The private swimming pool is accessed either from the front porch or from the side of the house. The irregular-shaped pool is set in a small terrace surrounded by olive, cypress and oleander with uninterrupted views - the huge, blue skies are breathtaking. Just as relaxing is the outdoor patio area with cushioned seating around a brick-built table. By day, enjoy the olive grove views to the monastery, by warm summer night listen to the cicadas over a convivial, candle-lit glass of wine.
Another outdoor facility is the padel court. Similar to tennis, padel is a doubles game, easier than tennis, it's a great way to get the younger and 'not so sporty' members of the party involved.
The chapel is in its original state and being surrounded by the stunning, unspoilt landscape, it's not surprising that many choose this romantic spot to take their vows.
And of course, there is the impressive museum of horse drawn carriages, along with a working stables close by. So if the fancy takes you, you can arrive in style, on horse back or in a horse drawn carriage!
Historical Cazalla de la Sierra is worth a visit in its own right as the second largest town in the Sierra Norte Patural Park. It boasts one of the best churches in the Sierra Morena, grand mansions and beautiful churches.
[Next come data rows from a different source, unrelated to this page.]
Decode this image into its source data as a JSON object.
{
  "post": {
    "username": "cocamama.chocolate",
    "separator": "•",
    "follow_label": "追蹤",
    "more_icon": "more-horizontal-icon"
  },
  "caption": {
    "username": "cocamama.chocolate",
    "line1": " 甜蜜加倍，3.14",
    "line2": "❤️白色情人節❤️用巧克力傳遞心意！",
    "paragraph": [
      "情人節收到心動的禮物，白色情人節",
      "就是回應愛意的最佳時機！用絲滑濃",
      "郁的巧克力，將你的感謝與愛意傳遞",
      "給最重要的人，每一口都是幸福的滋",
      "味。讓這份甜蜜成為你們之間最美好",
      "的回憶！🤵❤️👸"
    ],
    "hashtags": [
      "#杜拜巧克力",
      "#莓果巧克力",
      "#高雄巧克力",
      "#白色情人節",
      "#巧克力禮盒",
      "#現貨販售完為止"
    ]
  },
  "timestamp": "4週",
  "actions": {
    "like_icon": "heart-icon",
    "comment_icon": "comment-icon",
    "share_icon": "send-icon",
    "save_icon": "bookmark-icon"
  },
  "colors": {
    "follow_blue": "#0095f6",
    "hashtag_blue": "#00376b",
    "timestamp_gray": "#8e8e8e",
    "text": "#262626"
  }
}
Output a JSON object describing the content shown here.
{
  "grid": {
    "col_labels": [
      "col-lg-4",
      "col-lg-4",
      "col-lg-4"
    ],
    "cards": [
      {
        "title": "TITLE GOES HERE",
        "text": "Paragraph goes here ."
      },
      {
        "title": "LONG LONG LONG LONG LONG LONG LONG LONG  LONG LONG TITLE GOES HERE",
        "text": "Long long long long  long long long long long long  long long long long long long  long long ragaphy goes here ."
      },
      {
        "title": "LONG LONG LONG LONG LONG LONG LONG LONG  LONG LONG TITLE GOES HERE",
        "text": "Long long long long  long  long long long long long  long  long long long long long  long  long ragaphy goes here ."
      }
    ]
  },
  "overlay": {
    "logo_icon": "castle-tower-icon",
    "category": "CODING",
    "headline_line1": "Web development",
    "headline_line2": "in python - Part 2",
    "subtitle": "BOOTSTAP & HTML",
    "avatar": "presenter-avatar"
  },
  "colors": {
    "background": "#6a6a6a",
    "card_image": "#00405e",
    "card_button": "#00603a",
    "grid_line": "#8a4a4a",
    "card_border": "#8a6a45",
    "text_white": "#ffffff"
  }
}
In Roman times, the town was renowned for its vineyards and wines. Known as Kazala (fortified town in Arabic) under the Moors, their architectural legacy can be seen in the castle, the Azahín part of town and remains of the defensive walls.
Cazalla is famous for its aniseed liqueur anís and its rich-tasting cherry brandy guinda. You can try them at any of the local bars, accompanied by one of the area's specialities, spicy or cured sausages chorizo or salchichón.
Please note that as this is a very new villa, the complete villa page for this property will be available soon. If you would like more information about this villa then please contact us by email or phone and we will be able to answer any questions that you have.
During colder months, there is an additional charge of 150€ per week for central heating (if required). Paid locally on arrival.
A 400 Euro security deposit is required on each booking. This is held against your credit or debit card and will be cancelled one week after your holiday, subject to any reductions for breakages or damage. See Terms and Conditions for full details.
Reached by a 1 km country track (easily negotiable in an ordinary car); 6 km from Cazalla de la Sierra (all facilities).
Costa de la Luz 2½ hrs; Costa del Sol 4 hrs
Sevilla 1½ hrs; Jerez 2½ hrs; Málaga 3¼ hrs; Gibraltar 3½ hrs
See our Links Page for web sites of airlines traveling to Andalucia from the UK.
Or for a real taste of Extremadura a visit Azuaga (50 mins from Cazalla). This town has a history pre-dating the bronze age and boasts menhir standing stones and dolmens. Many of the finds excavated from burials of this time are now on display in the Archaeological Museum in Badajoz. Some golden torque necklaces from this period are now in the National Archaeological Museum.
Some of Andalucia’s wildest landscape, this area is a haven for birds and bird watchers alike. Boasting Imperial Eagles, Griffon Vultures and flocks of Cranes, Egrets and Great Bustards …
Still bears the imprint of its wealthy heyday, dating back to when Feleipe V moved his court here. There is plenty of history to discover here -Monastery, churches and Bodegas…